*** Information given Section Begins ***

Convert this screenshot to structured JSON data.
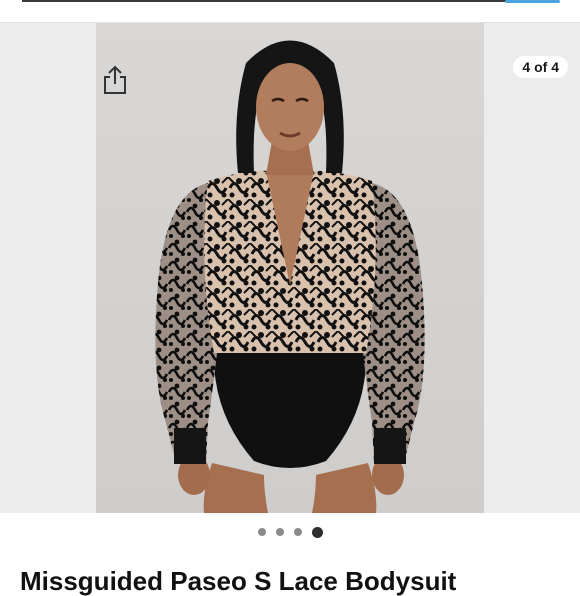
{
  "gallery": {
    "counter": "4 of 4",
    "dots": [
      false,
      false,
      false,
      true
    ],
    "image_icon": "product-photo-lace-bodysuit"
  },
  "toolbar": {
    "share_icon": "share-icon"
  },
  "product": {
    "title": "Missguided Paseo S Lace Bodysuit"
  },
  "colors": {
    "accent": "#4aa3df",
    "dot_active": "#2e2e2e",
    "dot_inactive": "#8a8a8a"
  }
}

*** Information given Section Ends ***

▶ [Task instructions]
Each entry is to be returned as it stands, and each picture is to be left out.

▶ [Written solution]
Convert this screenshot to structured JSON data.
{
  "gallery": {
    "counter": "4 of 4",
    "dots": [
      false,
      false,
      false,
      true
    ],
    "image_icon": "product-photo-lace-bodysuit"
  },
  "toolbar": {
    "share_icon": "share-icon"
  },
  "product": {
    "title": "Missguided Paseo S Lace Bodysuit"
  },
  "colors": {
    "accent": "#4aa3df",
    "dot_active": "#2e2e2e",
    "dot_inactive": "#8a8a8a"
  }
}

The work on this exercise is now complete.